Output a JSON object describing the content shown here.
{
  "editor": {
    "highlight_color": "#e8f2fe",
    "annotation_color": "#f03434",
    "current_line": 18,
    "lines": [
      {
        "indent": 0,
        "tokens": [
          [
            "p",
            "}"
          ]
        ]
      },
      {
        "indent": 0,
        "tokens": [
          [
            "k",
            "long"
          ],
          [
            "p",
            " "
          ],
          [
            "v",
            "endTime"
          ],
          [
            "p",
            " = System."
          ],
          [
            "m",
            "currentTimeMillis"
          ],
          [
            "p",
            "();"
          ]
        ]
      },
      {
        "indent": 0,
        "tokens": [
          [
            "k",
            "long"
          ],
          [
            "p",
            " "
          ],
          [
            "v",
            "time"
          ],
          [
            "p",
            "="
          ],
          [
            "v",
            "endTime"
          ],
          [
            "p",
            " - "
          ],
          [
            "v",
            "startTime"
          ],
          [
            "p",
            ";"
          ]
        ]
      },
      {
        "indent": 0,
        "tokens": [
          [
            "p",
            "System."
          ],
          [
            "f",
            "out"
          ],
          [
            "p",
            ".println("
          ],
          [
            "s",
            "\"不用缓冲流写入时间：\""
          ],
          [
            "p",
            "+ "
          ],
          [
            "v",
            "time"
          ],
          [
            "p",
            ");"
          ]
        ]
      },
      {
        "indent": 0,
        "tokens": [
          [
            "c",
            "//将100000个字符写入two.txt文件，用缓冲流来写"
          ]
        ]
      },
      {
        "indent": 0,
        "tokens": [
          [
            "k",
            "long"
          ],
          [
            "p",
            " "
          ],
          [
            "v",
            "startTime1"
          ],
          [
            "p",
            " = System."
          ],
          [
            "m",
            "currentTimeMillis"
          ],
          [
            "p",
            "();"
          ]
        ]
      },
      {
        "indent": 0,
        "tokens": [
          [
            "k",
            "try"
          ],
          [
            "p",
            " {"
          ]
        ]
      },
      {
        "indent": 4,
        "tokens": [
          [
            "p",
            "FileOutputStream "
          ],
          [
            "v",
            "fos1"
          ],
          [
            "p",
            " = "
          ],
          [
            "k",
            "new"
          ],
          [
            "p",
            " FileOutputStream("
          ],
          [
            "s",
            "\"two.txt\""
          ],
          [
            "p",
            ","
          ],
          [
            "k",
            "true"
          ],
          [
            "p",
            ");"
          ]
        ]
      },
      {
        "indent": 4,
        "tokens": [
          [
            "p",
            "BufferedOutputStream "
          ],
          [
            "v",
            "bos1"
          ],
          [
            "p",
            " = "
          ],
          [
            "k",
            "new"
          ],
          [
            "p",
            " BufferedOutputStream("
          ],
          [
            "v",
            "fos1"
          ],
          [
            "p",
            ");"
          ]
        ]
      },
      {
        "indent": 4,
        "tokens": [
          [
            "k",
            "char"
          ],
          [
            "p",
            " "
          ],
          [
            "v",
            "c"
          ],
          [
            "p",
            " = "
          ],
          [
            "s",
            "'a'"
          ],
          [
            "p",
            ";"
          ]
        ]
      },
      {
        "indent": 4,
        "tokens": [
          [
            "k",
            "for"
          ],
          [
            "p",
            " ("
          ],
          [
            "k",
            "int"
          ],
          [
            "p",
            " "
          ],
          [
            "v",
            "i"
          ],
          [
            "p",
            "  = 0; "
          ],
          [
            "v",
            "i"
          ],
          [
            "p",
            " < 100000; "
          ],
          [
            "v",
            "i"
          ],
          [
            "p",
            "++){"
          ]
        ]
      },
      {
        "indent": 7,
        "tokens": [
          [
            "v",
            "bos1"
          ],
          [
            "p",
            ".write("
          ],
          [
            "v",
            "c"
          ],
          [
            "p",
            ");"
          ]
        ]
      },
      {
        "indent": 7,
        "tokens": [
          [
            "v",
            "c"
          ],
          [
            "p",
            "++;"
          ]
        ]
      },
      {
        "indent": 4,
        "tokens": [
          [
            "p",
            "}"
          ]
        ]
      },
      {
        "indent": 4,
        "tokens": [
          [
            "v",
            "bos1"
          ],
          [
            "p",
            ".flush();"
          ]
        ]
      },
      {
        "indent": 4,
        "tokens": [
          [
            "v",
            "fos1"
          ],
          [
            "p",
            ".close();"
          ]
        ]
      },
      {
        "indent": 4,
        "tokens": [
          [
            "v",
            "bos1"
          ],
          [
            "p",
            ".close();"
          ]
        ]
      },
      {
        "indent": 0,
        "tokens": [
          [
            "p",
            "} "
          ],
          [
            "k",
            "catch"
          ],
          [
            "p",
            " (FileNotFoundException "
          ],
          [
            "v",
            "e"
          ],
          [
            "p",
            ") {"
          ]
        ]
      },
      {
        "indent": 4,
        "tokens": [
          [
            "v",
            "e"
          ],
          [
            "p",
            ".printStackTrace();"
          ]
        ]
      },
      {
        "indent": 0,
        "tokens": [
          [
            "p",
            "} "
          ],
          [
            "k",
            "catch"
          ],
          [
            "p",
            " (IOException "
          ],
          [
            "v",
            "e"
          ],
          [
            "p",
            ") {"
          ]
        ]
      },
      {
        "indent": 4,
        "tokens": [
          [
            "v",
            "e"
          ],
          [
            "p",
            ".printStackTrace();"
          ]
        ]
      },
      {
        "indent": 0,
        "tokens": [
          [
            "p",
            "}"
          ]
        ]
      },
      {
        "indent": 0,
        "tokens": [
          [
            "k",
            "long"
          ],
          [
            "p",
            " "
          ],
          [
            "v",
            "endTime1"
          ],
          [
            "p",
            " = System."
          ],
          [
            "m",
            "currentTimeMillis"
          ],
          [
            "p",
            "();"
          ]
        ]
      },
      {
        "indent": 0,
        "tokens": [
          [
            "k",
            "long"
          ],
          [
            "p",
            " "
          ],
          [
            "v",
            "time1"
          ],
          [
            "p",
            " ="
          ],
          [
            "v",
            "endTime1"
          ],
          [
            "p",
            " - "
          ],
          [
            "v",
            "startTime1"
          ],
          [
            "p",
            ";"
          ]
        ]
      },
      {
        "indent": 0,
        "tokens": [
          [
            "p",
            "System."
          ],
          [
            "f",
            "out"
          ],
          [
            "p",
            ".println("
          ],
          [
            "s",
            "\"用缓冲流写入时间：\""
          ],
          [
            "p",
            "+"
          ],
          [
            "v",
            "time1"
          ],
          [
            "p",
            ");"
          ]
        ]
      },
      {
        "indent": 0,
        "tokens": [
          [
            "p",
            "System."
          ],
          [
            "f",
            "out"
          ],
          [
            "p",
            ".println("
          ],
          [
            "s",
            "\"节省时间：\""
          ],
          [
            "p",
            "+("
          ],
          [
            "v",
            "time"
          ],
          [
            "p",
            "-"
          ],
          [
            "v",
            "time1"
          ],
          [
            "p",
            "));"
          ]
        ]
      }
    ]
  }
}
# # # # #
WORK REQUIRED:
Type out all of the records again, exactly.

ANSWER BOX:
Output a JSON object describing the content shown here.
{
  "editor": {
    "highlight_color": "#e8f2fe",
    "annotation_color": "#f03434",
    "current_line": 18,
    "lines": [
      {
        "indent": 0,
        "tokens": [
          [
            "p",
            "}"
          ]
        ]
      },
      {
        "indent": 0,
        "tokens": [
          [
            "k",
            "long"
          ],
          [
            "p",
            " "
          ],
          [
            "v",
            "endTime"
          ],
          [
            "p",
            " = System."
          ],
          [
            "m",
            "currentTimeMillis"
          ],
          [
            "p",
            "();"
          ]
        ]
      },
      {
        "indent": 0,
        "tokens": [
          [
            "k",
            "long"
          ],
          [
            "p",
            " "
          ],
          [
            "v",
            "time"
          ],
          [
            "p",
            "="
          ],
          [
            "v",
            "endTime"
          ],
          [
            "p",
            " - "
          ],
          [
            "v",
            "startTime"
          ],
          [
            "p",
            ";"
          ]
        ]
      },
      {
        "indent": 0,
        "tokens": [
          [
            "p",
            "System."
          ],
          [
            "f",
            "out"
          ],
          [
            "p",
            ".println("
          ],
          [
            "s",
            "\"不用缓冲流写入时间：\""
          ],
          [
            "p",
            "+ "
          ],
          [
            "v",
            "time"
          ],
          [
            "p",
            ");"
          ]
        ]
      },
      {
        "indent": 0,
        "tokens": [
          [
            "c",
            "//将100000个字符写入two.txt文件，用缓冲流来写"
          ]
        ]
      },
      {
        "indent": 0,
        "tokens": [
          [
            "k",
            "long"
          ],
          [
            "p",
            " "
          ],
          [
            "v",
            "startTime1"
          ],
          [
            "p",
            " = System."
          ],
          [
            "m",
            "currentTimeMillis"
          ],
          [
            "p",
            "();"
          ]
        ]
      },
      {
        "indent": 0,
        "tokens": [
          [
            "k",
            "try"
          ],
          [
            "p",
            " {"
          ]
        ]
      },
      {
        "indent": 4,
        "tokens": [
          [
            "p",
            "FileOutputStream "
          ],
          [
            "v",
            "fos1"
          ],
          [
            "p",
            " = "
          ],
          [
            "k",
            "new"
          ],
          [
            "p",
            " FileOutputStream("
          ],
          [
            "s",
            "\"two.txt\""
          ],
          [
            "p",
            ","
          ],
          [
            "k",
            "true"
          ],
          [
            "p",
            ");"
          ]
        ]
      },
      {
        "indent": 4,
        "tokens": [
          [
            "p",
            "BufferedOutputStream "
          ],
          [
            "v",
            "bos1"
          ],
          [
            "p",
            " = "
          ],
          [
            "k",
            "new"
          ],
          [
            "p",
            " BufferedOutputStream("
          ],
          [
            "v",
            "fos1"
          ],
          [
            "p",
            ");"
          ]
        ]
      },
      {
        "indent": 4,
        "tokens": [
          [
            "k",
            "char"
          ],
          [
            "p",
            " "
          ],
          [
            "v",
            "c"
          ],
          [
            "p",
            " = "
          ],
          [
            "s",
            "'a'"
          ],
          [
            "p",
            ";"
          ]
        ]
      },
      {
        "indent": 4,
        "tokens": [
          [
            "k",
            "for"
          ],
          [
            "p",
            " ("
          ],
          [
            "k",
            "int"
          ],
          [
            "p",
            " "
          ],
          [
            "v",
            "i"
          ],
          [
            "p",
            "  = 0; "
          ],
          [
            "v",
            "i"
          ],
          [
            "p",
            " < 100000; "
          ],
          [
            "v",
            "i"
          ],
          [
            "p",
            "++){"
          ]
        ]
      },
      {
        "indent": 7,
        "tokens": [
          [
            "v",
            "bos1"
          ],
          [
            "p",
            ".write("
          ],
          [
            "v",
            "c"
          ],
          [
            "p",
            ");"
          ]
        ]
      },
      {
        "indent": 7,
        "tokens": [
          [
            "v",
            "c"
          ],
          [
            "p",
            "++;"
          ]
        ]
      },
      {
        "indent": 4,
        "tokens": [
          [
            "p",
            "}"
          ]
        ]
      },
      {
        "indent": 4,
        "tokens": [
          [
            "v",
            "bos1"
          ],
          [
            "p",
            ".flush();"
          ]
        ]
      },
      {
        "indent": 4,
        "tokens": [
          [
            "v",
            "fos1"
          ],
          [
            "p",
            ".close();"
          ]
        ]
      },
      {
        "indent": 4,
        "tokens": [
          [
            "v",
            "bos1"
          ],
          [
            "p",
            ".close();"
          ]
        ]
      },
      {
        "indent": 0,
        "tokens": [
          [
            "p",
            "} "
          ],
          [
            "k",
            "catch"
          ],
          [
            "p",
            " (FileNotFoundException "
          ],
          [
            "v",
            "e"
          ],
          [
            "p",
            ") {"
          ]
        ]
      },
      {
        "indent": 4,
        "tokens": [
          [
            "v",
            "e"
          ],
          [
            "p",
            ".printStackTrace();"
          ]
        ]
      },
      {
        "indent": 0,
        "tokens": [
          [
            "p",
            "} "
          ],
          [
            "k",
            "catch"
          ],
          [
            "p",
            " (IOException "
          ],
          [
            "v",
            "e"
          ],
          [
            "p",
            ") {"
          ]
        ]
      },
      {
        "indent": 4,
        "tokens": [
          [
            "v",
            "e"
          ],
          [
            "p",
            ".printStackTrace();"
          ]
        ]
      },
      {
        "indent": 0,
        "tokens": [
          [
            "p",
            "}"
          ]
        ]
      },
      {
        "indent": 0,
        "tokens": [
          [
            "k",
            "long"
          ],
          [
            "p",
            " "
          ],
          [
            "v",
            "endTime1"
          ],
          [
            "p",
            " = System."
          ],
          [
            "m",
            "currentTimeMillis"
          ],
          [
            "p",
            "();"
          ]
        ]
      },
      {
        "indent": 0,
        "tokens": [
          [
            "k",
            "long"
          ],
          [
            "p",
            " "
          ],
          [
            "v",
            "time1"
          ],
          [
            "p",
            " ="
          ],
          [
            "v",
            "endTime1"
          ],
          [
            "p",
            " - "
          ],
          [
            "v",
            "startTime1"
          ],
          [
            "p",
            ";"
          ]
        ]
      },
      {
        "indent": 0,
        "tokens": [
          [
            "p",
            "System."
          ],
          [
            "f",
            "out"
          ],
          [
            "p",
            ".println("
          ],
          [
            "s",
            "\"用缓冲流写入时间：\""
          ],
          [
            "p",
            "+"
          ],
          [
            "v",
            "time1"
          ],
          [
            "p",
            ");"
          ]
        ]
      },
      {
        "indent": 0,
        "tokens": [
          [
            "p",
            "System."
          ],
          [
            "f",
            "out"
          ],
          [
            "p",
            ".println("
          ],
          [
            "s",
            "\"节省时间：\""
          ],
          [
            "p",
            "+("
          ],
          [
            "v",
            "time"
          ],
          [
            "p",
            "-"
          ],
          [
            "v",
            "time1"
          ],
          [
            "p",
            "));"
          ]
        ]
      }
    ]
  }
}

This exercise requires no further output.